Homemade hops equipment

This is the small square hay bale rack wagon my dad and I repurposed into a hopyard cabling/stringing/harvesting piece of equipment last year. By bolting and welding on a platform, with a floor at 13 feet high off the ground, we’re able to pull it up and down the rows of hops to accomplish several tasks at the height of the upper cables. Each of the hopyard poles are 18 feet high off the ground with a cable strung north and south along each row.

Blades of barley

The Cheese City Beer barley has emerged and has been up for a few days now. This picture was taken early in the morning so you can still see the droplets of dew on the tips of several of the blades. At this point it basically looks like blades of grass that are growing in evenly-spaced rows. This type of barley is referred to as 2-row barley. 2-row barley is the most popular type of malting barley and I’ll be discussing this in more detail in future posts. Check out the Cheese City Beer Facebook page for a few more pictures.

Green growth

The plant on the left is the same one from the picture that I posted on April 13th. You can see that the pinkish shoots are now entirely green and the tallest have grown to about 10 inches. I used the straw from my barley last year to mulch over all of the hop plants for insulation during the winter as well as future moisture retention and weed control. The plants in each row are spaced three feet apart from each other and there are 1,700 plants in total (i.e., 17 rows with 100 plants in each).

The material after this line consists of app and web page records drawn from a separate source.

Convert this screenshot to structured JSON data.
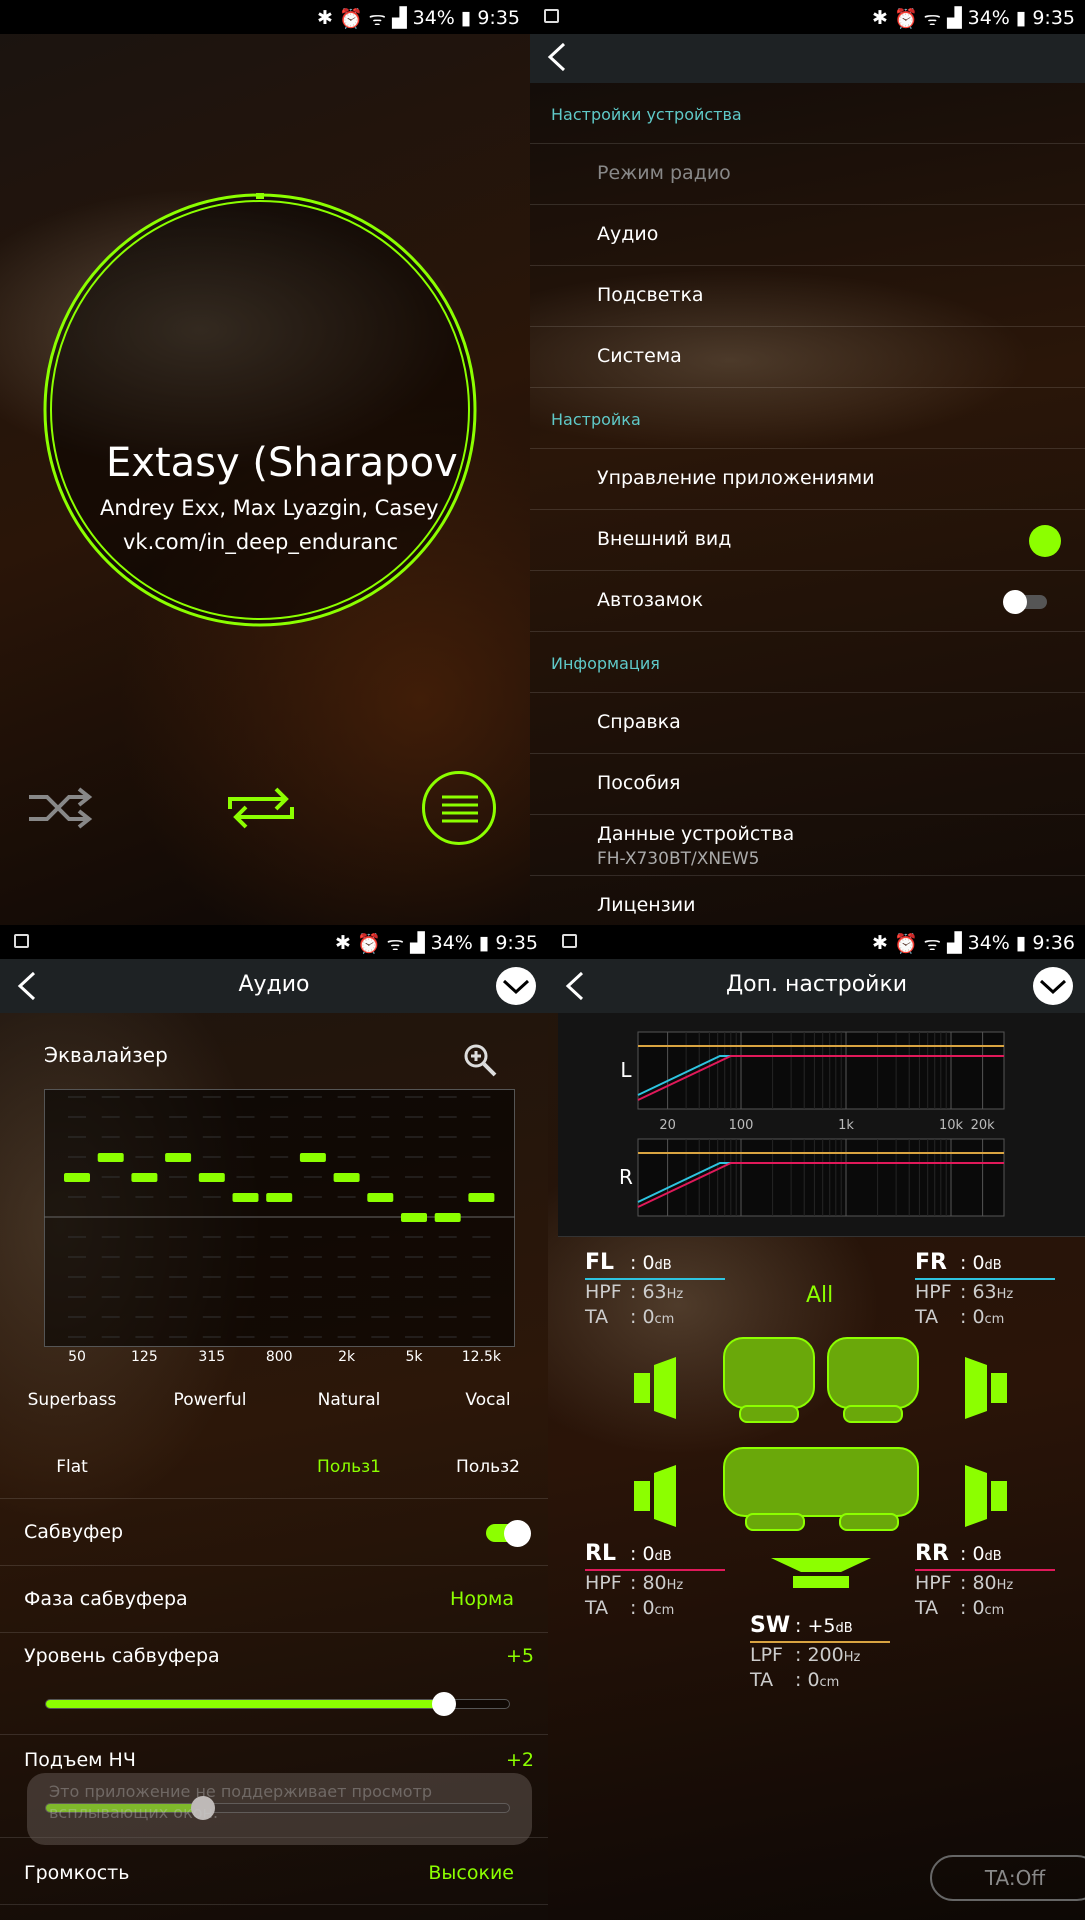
{
  "status_bars": [
    {
      "battery": "34%",
      "time": "9:35"
    },
    {
      "battery": "34%",
      "time": "9:35"
    },
    {
      "battery": "34%",
      "time": "9:35"
    },
    {
      "battery": "34%",
      "time": "9:36"
    }
  ],
  "player": {
    "title": "Extasy (Sharapov R",
    "artist": "Andrey Exx, Max Lyazgin, Casey",
    "album": "vk.com/in_deep_enduranc",
    "accent": "#8cff00",
    "controls": [
      "shuffle-icon",
      "repeat-icon",
      "menu-icon"
    ]
  },
  "settings": {
    "rows": [
      {
        "type": "section",
        "label": "Настройки устройства"
      },
      {
        "type": "item",
        "label": "Режим радио",
        "disabled": true
      },
      {
        "type": "item",
        "label": "Аудио"
      },
      {
        "type": "item",
        "label": "Подсветка"
      },
      {
        "type": "item",
        "label": "Система"
      },
      {
        "type": "section",
        "label": "Настройка"
      },
      {
        "type": "item",
        "label": "Управление приложениями"
      },
      {
        "type": "item",
        "label": "Внешний вид",
        "indicator": "color-dot"
      },
      {
        "type": "item",
        "label": "Автозамок",
        "toggle": false
      },
      {
        "type": "section",
        "label": "Информация"
      },
      {
        "type": "item",
        "label": "Справка"
      },
      {
        "type": "item",
        "label": "Пособия"
      },
      {
        "type": "item",
        "label": "Данные устройства",
        "sub": "FH-X730BT/XNEW5"
      },
      {
        "type": "item",
        "label": "Лицензии"
      }
    ]
  },
  "audio": {
    "title": "Аудио",
    "eq_label": "Эквалайзер",
    "eq": {
      "range": [
        -6,
        6
      ],
      "levels": [
        2,
        3,
        2,
        3,
        2,
        1,
        1,
        3,
        2,
        1,
        0,
        0,
        1
      ],
      "band_labels": [
        "50",
        "125",
        "315",
        "800",
        "2k",
        "5k",
        "12.5k"
      ]
    },
    "presets": [
      {
        "label": "Superbass"
      },
      {
        "label": "Powerful"
      },
      {
        "label": "Natural"
      },
      {
        "label": "Vocal"
      },
      {
        "label": "Flat"
      },
      {
        "label": "Польз1",
        "selected": true
      },
      {
        "label": "Польз2"
      }
    ],
    "subwoofer": {
      "label": "Сабвуфер",
      "on": true
    },
    "phase": {
      "label": "Фаза сабвуфера",
      "value": "Норма"
    },
    "sub_level": {
      "label": "Уровень сабвуфера",
      "value": "+5",
      "fraction": 0.86
    },
    "bass_boost": {
      "label": "Подъем НЧ",
      "value": "+2",
      "fraction": 0.34
    },
    "loudness": {
      "label": "Громкость",
      "value": "Высокие"
    },
    "toast": "Это приложение не поддерживает просмотр всплывающих окон."
  },
  "advanced": {
    "title": "Доп. настройки",
    "graph": {
      "channels": [
        "L",
        "R"
      ],
      "freq_labels": [
        "20",
        "100",
        "1k",
        "10k",
        "20k"
      ]
    },
    "all_label": "All",
    "channels": {
      "FL": {
        "name": "FL",
        "level": ": 0",
        "level_unit": "dB",
        "filter": "HPF",
        "filter_val": ": 63",
        "filter_unit": "Hz",
        "ta": "TA",
        "ta_val": ": 0",
        "ta_unit": "cm",
        "color": "#2ec4e0"
      },
      "FR": {
        "name": "FR",
        "level": ": 0",
        "level_unit": "dB",
        "filter": "HPF",
        "filter_val": ": 63",
        "filter_unit": "Hz",
        "ta": "TA",
        "ta_val": ": 0",
        "ta_unit": "cm",
        "color": "#2ec4e0"
      },
      "RL": {
        "name": "RL",
        "level": ": 0",
        "level_unit": "dB",
        "filter": "HPF",
        "filter_val": ": 80",
        "filter_unit": "Hz",
        "ta": "TA",
        "ta_val": ": 0",
        "ta_unit": "cm",
        "color": "#e0195a"
      },
      "RR": {
        "name": "RR",
        "level": ": 0",
        "level_unit": "dB",
        "filter": "HPF",
        "filter_val": ": 80",
        "filter_unit": "Hz",
        "ta": "TA",
        "ta_val": ": 0",
        "ta_unit": "cm",
        "color": "#e0195a"
      },
      "SW": {
        "name": "SW",
        "level": ": +5",
        "level_unit": "dB",
        "filter": "LPF",
        "filter_val": ": 200",
        "filter_unit": "Hz",
        "ta": "TA",
        "ta_val": ": 0",
        "ta_unit": "cm",
        "color": "#d9a441"
      }
    },
    "ta_button": "TA:Off"
  }
}
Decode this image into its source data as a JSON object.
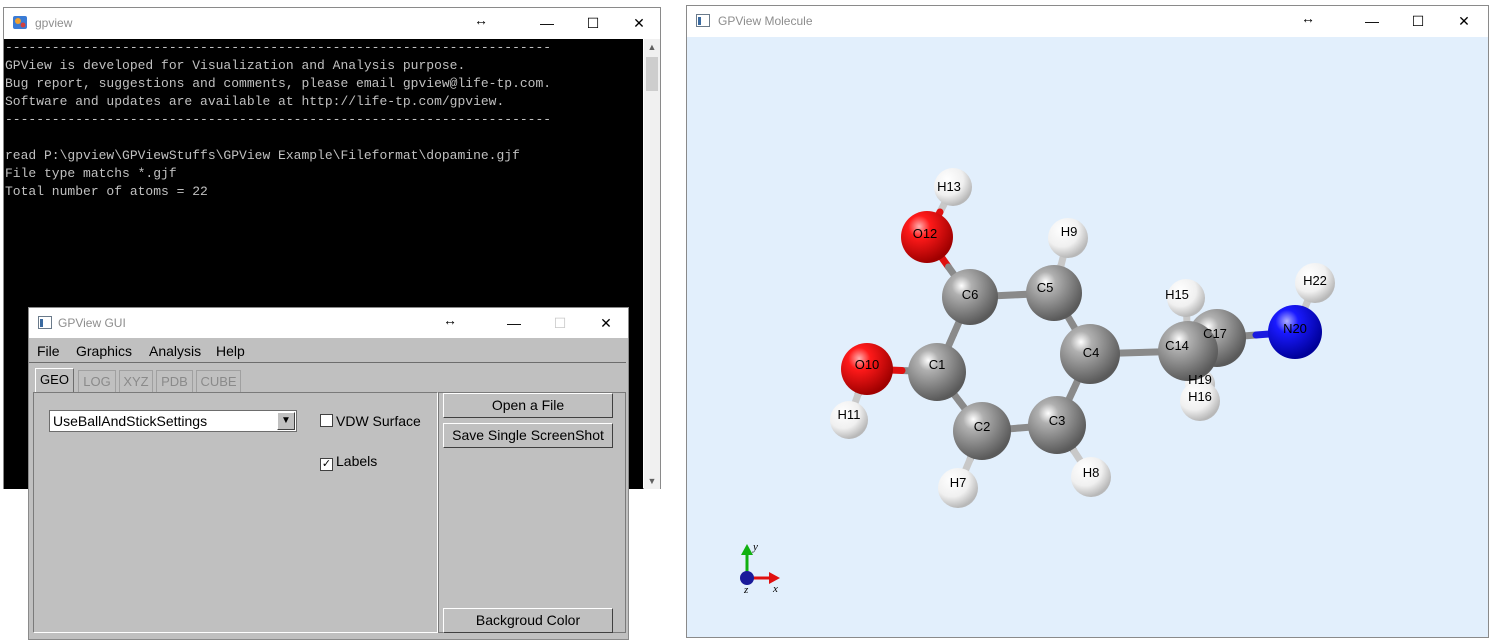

Grain in the ground

Several days with temperatures in the 70’s and a light breeze finally dried out the soil enough to plant the barley this past weekend. In total, I planted 15 acres of barley using the seed that I saved from the barley that I grew and harvested last year. This year’s crop was planted at an average of 85 pounds of seed per acre using the grain drill pictured above. I also planted a quarter of an acre of hulless oats (i.e., oat kernels that allow for the inedible protective outer shell or seed coating called the hull or husk to easily be removed after harvest).

Spring has sprung

And they’re off! This season’s hop shoots have emerged and started their ascension upward. You can see all the little pinkish shoots, they kind of look like little asparagus spears, jutting out from the hop crown (i.e., the name of the plant’s permanent root stock in the ground that keeps sending out shoots year after year). Each of these are only about 2 inches right now, but they’ll be 20 feet before you know it.

2016 prep work

The early preparations for 2016 have started! Even though it is still too cold and wet to plant barley, I’ve been able to catch up on some necessary maintenance on the hopyard.

The honey locust and black locust trees (poles) and logs (anchors) have made it through their first winter. In order to add further structural support, I’ve ran cables from the top of the end-poles down to the anchors in the ground. This should help to stabilize the whole hopyard due to the increased weight of this year’s production. I’ve only completed this for the north end so far, but added the south end to my to-do list.